* **Your task**
An exact copy of all the data below is required.
START Source data
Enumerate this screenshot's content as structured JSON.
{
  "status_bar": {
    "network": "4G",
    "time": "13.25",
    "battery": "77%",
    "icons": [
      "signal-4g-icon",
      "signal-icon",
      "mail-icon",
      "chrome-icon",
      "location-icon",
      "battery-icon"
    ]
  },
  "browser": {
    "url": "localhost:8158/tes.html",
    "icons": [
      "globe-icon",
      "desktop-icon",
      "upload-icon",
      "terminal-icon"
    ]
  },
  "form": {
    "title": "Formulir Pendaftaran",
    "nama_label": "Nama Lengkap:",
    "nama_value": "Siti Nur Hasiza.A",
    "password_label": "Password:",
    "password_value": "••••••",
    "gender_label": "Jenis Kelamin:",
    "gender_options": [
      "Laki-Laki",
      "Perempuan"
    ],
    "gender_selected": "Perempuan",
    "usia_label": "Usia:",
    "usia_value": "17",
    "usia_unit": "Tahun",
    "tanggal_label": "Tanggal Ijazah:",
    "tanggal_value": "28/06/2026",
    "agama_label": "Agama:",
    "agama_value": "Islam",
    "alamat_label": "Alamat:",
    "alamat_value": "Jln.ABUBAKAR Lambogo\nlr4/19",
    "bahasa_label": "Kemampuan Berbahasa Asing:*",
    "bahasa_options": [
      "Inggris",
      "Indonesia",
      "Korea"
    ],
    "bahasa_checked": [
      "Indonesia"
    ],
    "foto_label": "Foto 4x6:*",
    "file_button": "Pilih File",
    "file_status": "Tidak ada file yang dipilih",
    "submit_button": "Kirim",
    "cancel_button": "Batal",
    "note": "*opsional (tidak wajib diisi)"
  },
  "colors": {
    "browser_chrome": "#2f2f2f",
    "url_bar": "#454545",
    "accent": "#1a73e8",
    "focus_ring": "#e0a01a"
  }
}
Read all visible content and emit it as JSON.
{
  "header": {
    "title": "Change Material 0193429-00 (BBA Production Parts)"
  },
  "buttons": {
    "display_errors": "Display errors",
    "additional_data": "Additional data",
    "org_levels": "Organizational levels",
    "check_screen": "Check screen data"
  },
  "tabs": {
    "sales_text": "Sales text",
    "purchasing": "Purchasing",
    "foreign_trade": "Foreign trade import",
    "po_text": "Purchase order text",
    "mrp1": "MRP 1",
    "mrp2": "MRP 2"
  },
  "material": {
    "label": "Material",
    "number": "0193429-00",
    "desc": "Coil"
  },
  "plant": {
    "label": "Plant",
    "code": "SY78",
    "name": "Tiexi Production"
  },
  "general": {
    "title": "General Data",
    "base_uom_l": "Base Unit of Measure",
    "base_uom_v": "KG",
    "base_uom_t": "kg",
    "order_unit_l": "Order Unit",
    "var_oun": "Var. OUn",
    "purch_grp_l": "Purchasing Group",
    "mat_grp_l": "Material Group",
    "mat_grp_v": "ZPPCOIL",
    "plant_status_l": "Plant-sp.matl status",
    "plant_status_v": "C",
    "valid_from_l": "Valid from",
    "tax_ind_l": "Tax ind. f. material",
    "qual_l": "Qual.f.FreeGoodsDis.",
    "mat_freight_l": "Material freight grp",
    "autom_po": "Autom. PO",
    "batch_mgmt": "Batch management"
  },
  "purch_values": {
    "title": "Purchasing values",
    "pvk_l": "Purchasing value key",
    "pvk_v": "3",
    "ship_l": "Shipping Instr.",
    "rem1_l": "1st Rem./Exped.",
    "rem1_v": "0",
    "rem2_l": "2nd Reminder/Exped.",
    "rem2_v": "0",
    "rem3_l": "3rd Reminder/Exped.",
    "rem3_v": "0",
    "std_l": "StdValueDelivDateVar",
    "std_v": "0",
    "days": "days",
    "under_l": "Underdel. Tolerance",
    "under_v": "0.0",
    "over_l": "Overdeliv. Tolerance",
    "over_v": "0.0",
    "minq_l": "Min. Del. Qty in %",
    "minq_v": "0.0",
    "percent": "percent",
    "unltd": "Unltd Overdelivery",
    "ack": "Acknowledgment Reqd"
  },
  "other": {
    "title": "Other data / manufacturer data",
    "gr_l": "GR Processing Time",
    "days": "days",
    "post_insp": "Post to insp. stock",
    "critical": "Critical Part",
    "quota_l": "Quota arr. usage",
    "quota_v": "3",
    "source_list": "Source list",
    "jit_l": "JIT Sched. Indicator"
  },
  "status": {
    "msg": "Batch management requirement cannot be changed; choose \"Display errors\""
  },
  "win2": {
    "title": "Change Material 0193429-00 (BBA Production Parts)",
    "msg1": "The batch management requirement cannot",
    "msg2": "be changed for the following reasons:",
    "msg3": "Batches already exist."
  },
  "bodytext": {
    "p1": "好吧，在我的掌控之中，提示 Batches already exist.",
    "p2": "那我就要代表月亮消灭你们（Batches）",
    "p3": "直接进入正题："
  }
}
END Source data
* **Output of the exercise**
Enumerate this screenshot's content as structured JSON.
{
  "status_bar": {
    "network": "4G",
    "time": "13.25",
    "battery": "77%",
    "icons": [
      "signal-4g-icon",
      "signal-icon",
      "mail-icon",
      "chrome-icon",
      "location-icon",
      "battery-icon"
    ]
  },
  "browser": {
    "url": "localhost:8158/tes.html",
    "icons": [
      "globe-icon",
      "desktop-icon",
      "upload-icon",
      "terminal-icon"
    ]
  },
  "form": {
    "title": "Formulir Pendaftaran",
    "nama_label": "Nama Lengkap:",
    "nama_value": "Siti Nur Hasiza.A",
    "password_label": "Password:",
    "password_value": "••••••",
    "gender_label": "Jenis Kelamin:",
    "gender_options": [
      "Laki-Laki",
      "Perempuan"
    ],
    "gender_selected": "Perempuan",
    "usia_label": "Usia:",
    "usia_value": "17",
    "usia_unit": "Tahun",
    "tanggal_label": "Tanggal Ijazah:",
    "tanggal_value": "28/06/2026",
    "agama_label": "Agama:",
    "agama_value": "Islam",
    "alamat_label": "Alamat:",
    "alamat_value": "Jln.ABUBAKAR Lambogo\nlr4/19",
    "bahasa_label": "Kemampuan Berbahasa Asing:*",
    "bahasa_options": [
      "Inggris",
      "Indonesia",
      "Korea"
    ],
    "bahasa_checked": [
      "Indonesia"
    ],
    "foto_label": "Foto 4x6:*",
    "file_button": "Pilih File",
    "file_status": "Tidak ada file yang dipilih",
    "submit_button": "Kirim",
    "cancel_button": "Batal",
    "note": "*opsional (tidak wajib diisi)"
  },
  "colors": {
    "browser_chrome": "#2f2f2f",
    "url_bar": "#454545",
    "accent": "#1a73e8",
    "focus_ring": "#e0a01a"
  }
}
Read all visible content and emit it as JSON.
{
  "header": {
    "title": "Change Material 0193429-00 (BBA Production Parts)"
  },
  "buttons": {
    "display_errors": "Display errors",
    "additional_data": "Additional data",
    "org_levels": "Organizational levels",
    "check_screen": "Check screen data"
  },
  "tabs": {
    "sales_text": "Sales text",
    "purchasing": "Purchasing",
    "foreign_trade": "Foreign trade import",
    "po_text": "Purchase order text",
    "mrp1": "MRP 1",
    "mrp2": "MRP 2"
  },
  "material": {
    "label": "Material",
    "number": "0193429-00",
    "desc": "Coil"
  },
  "plant": {
    "label": "Plant",
    "code": "SY78",
    "name": "Tiexi Production"
  },
  "general": {
    "title": "General Data",
    "base_uom_l": "Base Unit of Measure",
    "base_uom_v": "KG",
    "base_uom_t": "kg",
    "order_unit_l": "Order Unit",
    "var_oun": "Var. OUn",
    "purch_grp_l": "Purchasing Group",
    "mat_grp_l": "Material Group",
    "mat_grp_v": "ZPPCOIL",
    "plant_status_l": "Plant-sp.matl status",
    "plant_status_v": "C",
    "valid_from_l": "Valid from",
    "tax_ind_l": "Tax ind. f. material",
    "qual_l": "Qual.f.FreeGoodsDis.",
    "mat_freight_l": "Material freight grp",
    "autom_po": "Autom. PO",
    "batch_mgmt": "Batch management"
  },
  "purch_values": {
    "title": "Purchasing values",
    "pvk_l": "Purchasing value key",
    "pvk_v": "3",
    "ship_l": "Shipping Instr.",
    "rem1_l": "1st Rem./Exped.",
    "rem1_v": "0",
    "rem2_l": "2nd Reminder/Exped.",
    "rem2_v": "0",
    "rem3_l": "3rd Reminder/Exped.",
    "rem3_v": "0",
    "std_l": "StdValueDelivDateVar",
    "std_v": "0",
    "days": "days",
    "under_l": "Underdel. Tolerance",
    "under_v": "0.0",
    "over_l": "Overdeliv. Tolerance",
    "over_v": "0.0",
    "minq_l": "Min. Del. Qty in %",
    "minq_v": "0.0",
    "percent": "percent",
    "unltd": "Unltd Overdelivery",
    "ack": "Acknowledgment Reqd"
  },
  "other": {
    "title": "Other data / manufacturer data",
    "gr_l": "GR Processing Time",
    "days": "days",
    "post_insp": "Post to insp. stock",
    "critical": "Critical Part",
    "quota_l": "Quota arr. usage",
    "quota_v": "3",
    "source_list": "Source list",
    "jit_l": "JIT Sched. Indicator"
  },
  "status": {
    "msg": "Batch management requirement cannot be changed; choose \"Display errors\""
  },
  "win2": {
    "title": "Change Material 0193429-00 (BBA Production Parts)",
    "msg1": "The batch management requirement cannot",
    "msg2": "be changed for the following reasons:",
    "msg3": "Batches already exist."
  },
  "bodytext": {
    "p1": "好吧，在我的掌控之中，提示 Batches already exist.",
    "p2": "那我就要代表月亮消灭你们（Batches）",
    "p3": "直接进入正题："
  }
}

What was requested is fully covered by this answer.